Thank you, I think I will.
Please don't be distressed with the drake. Of course you don't want your son attacked, nor you, nor anyone else. I understand that. I don't, however, believe it is right to get upset with an animal for being who they are, instinctively and by design. For some reason, your drake feels threatened or is being protective. It doesn't matter much to me whether or not your son provoked the duck; I'm not jumping on that bandwagon. If he did, you will soon know and deal accordingly.
(I am guessing your son is a youngster, verses a teenager, and perhaps not the one who normally feeds and cares for the ducks? Not terribly significant, except that I've noticed birds, and animals in general, can spot a youngster and their unpredictable behavior and wisely be on guard.)
Meanwhile, and regardless of the "why", you need a solution, and I'd like to offer something to try that has NEVER failed:
We have peafowl, guineas, geese, ducks, and chickens. (We've also kept turkeys.) At one time or another, the various males will get their feathers ruffled and become aggressive. Mating season is a great occasion to witness this behavior. Feeding time, between breeds, is another.
What works without fail, regardless of breed is "stalking" the aggressive bird at a quick pace. This takes a little bit of nerve, if one, such as your son, might be timid. If that is the case, do it with him. If he is not timid, do this with him at least the first time or two.
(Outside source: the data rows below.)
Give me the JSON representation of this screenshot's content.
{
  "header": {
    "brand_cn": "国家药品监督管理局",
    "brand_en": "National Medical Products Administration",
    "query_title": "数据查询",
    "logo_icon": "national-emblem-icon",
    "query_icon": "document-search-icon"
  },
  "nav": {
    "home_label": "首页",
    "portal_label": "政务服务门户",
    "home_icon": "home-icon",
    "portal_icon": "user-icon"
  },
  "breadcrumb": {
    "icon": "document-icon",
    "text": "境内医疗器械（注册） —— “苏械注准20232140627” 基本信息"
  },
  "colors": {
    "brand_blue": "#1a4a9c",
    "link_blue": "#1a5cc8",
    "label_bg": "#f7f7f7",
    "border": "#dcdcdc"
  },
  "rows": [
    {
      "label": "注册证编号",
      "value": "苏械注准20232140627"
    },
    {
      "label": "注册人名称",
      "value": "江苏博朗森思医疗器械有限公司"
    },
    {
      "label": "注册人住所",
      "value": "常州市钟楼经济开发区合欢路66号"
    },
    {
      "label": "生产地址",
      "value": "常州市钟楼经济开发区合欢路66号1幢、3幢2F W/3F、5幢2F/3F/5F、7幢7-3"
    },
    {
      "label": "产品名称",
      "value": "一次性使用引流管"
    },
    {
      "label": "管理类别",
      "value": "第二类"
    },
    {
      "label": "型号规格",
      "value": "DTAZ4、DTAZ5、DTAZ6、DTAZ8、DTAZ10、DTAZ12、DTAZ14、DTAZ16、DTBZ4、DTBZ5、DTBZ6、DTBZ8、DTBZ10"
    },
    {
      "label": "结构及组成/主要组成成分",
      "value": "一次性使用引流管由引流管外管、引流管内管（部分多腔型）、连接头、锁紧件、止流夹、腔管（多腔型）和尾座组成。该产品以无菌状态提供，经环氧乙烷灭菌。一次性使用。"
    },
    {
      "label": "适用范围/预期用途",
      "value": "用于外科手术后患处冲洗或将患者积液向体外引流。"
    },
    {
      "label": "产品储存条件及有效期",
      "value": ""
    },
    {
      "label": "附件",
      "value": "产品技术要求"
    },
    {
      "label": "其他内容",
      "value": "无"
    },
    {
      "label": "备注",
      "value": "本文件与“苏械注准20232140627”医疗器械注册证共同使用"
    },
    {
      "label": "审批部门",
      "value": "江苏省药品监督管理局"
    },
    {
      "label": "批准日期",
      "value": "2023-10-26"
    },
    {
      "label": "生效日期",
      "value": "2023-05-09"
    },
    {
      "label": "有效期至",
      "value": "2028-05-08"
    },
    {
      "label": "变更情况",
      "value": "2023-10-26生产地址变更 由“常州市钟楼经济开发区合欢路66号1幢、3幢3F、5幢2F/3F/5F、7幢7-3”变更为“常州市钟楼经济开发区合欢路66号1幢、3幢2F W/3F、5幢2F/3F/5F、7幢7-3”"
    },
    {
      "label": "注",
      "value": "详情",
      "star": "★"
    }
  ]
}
Say you are going out into the yard (plan this so it doesn't interrupt something else you planned, thus resulting in this not being effective). When you go into the yard, spot the drake, and begin walking after him at a quick pace. Do not harm him, or kick him, or any such thing, just walk straight at him. Follow him around the yard for a few minutes doing this. Do this a few times the first day.
Repeat for a few days, at least once in the day. I PROMISE this will end this behavior. Anytime it looks like the drake has an eye for challenge, stalk him before he has an opportunity.
This works for all the birds. If your son is SMALLER than the birds, YOU need to do this.
This is something we observed in nature, namely from the favorite peacock who would stalk an aggressive rooster that challenged other roosters. The peacock's stalking in essence disallowed any other bird from being aggressive or fighting. When there is no peacock around, the flock needs me to keep them in line. I rarely have to do it, but if there is an aggressive bird, I stalk. Three days tops.
Please let me know how this works for you!